═════ Data

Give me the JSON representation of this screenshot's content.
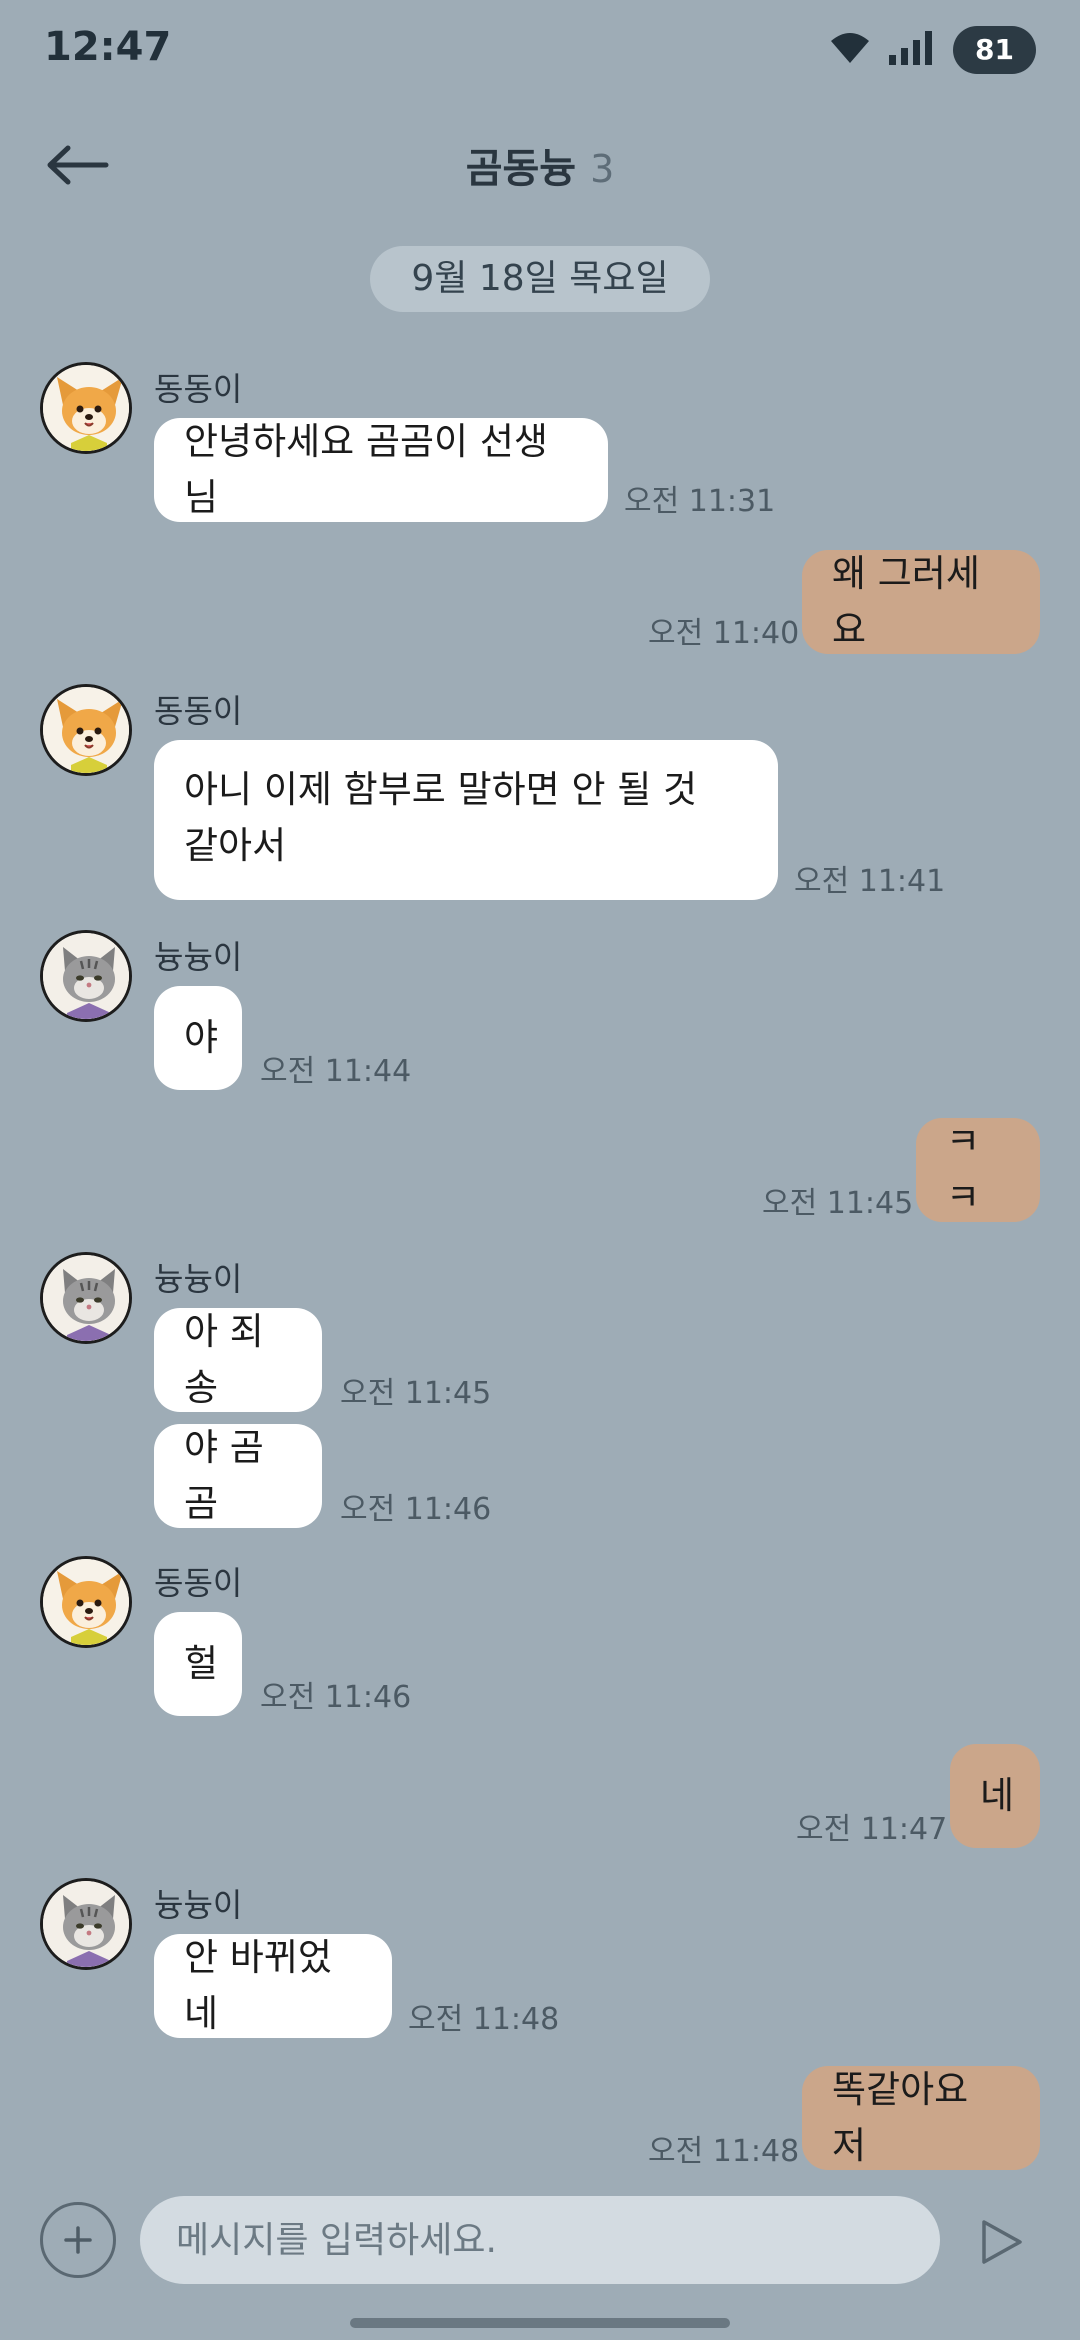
{
  "status_bar": {
    "time": "12:47",
    "battery": "81"
  },
  "header": {
    "title": "곰동늉",
    "member_count": "3"
  },
  "date_divider": "9월 18일 목요일",
  "messages": [
    {
      "sender": "동동이",
      "text": "안녕하세요 곰곰이 선생님",
      "time": "오전 11:31",
      "mine": false
    },
    {
      "sender": "",
      "text": "왜 그러세요",
      "time": "오전 11:40",
      "mine": true
    },
    {
      "sender": "동동이",
      "text_lines": [
        "아니 이제 함부로 말하면 안 될 것",
        "같아서"
      ],
      "time": "오전 11:41",
      "mine": false
    },
    {
      "sender": "늉늉이",
      "text": "야",
      "time": "오전 11:44",
      "mine": false
    },
    {
      "sender": "",
      "text": "ㅋㅋ",
      "time": "오전 11:45",
      "mine": true
    },
    {
      "sender": "늉늉이",
      "text": "아 죄송",
      "time": "오전 11:45",
      "mine": false
    },
    {
      "sender": "",
      "text": "야 곰곰",
      "time": "오전 11:46",
      "mine": false
    },
    {
      "sender": "동동이",
      "text": "헐",
      "time": "오전 11:46",
      "mine": false
    },
    {
      "sender": "",
      "text": "네",
      "time": "오전 11:47",
      "mine": true
    },
    {
      "sender": "늉늉이",
      "text": "안 바뀌었네",
      "time": "오전 11:48",
      "mine": false
    },
    {
      "sender": "",
      "text": "똑같아요 저",
      "time": "오전 11:48",
      "mine": true
    }
  ],
  "input": {
    "placeholder": "메시지를 입력하세요."
  },
  "icons": {
    "back": "arrow-left-icon",
    "wifi": "wifi-icon",
    "signal": "signal-icon",
    "plus": "plus-icon",
    "send": "send-icon",
    "dog_avatar": "dog-avatar",
    "cat_avatar": "cat-avatar"
  },
  "colors": {
    "background": "#9eacb6",
    "incoming_bubble": "#ffffff",
    "outgoing_bubble": "#cba68a",
    "date_pill": "#b8c4cc"
  }
}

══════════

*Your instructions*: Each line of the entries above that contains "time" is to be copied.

*Reply*:
    "time": "12:47",
      "time": "오전 11:31",
      "time": "오전 11:40",
      "time": "오전 11:41",
      "time": "오전 11:44",
      "time": "오전 11:45",
      "time": "오전 11:45",
      "time": "오전 11:46",
      "time": "오전 11:46",
      "time": "오전 11:47",
      "time": "오전 11:48",
      "time": "오전 11:48",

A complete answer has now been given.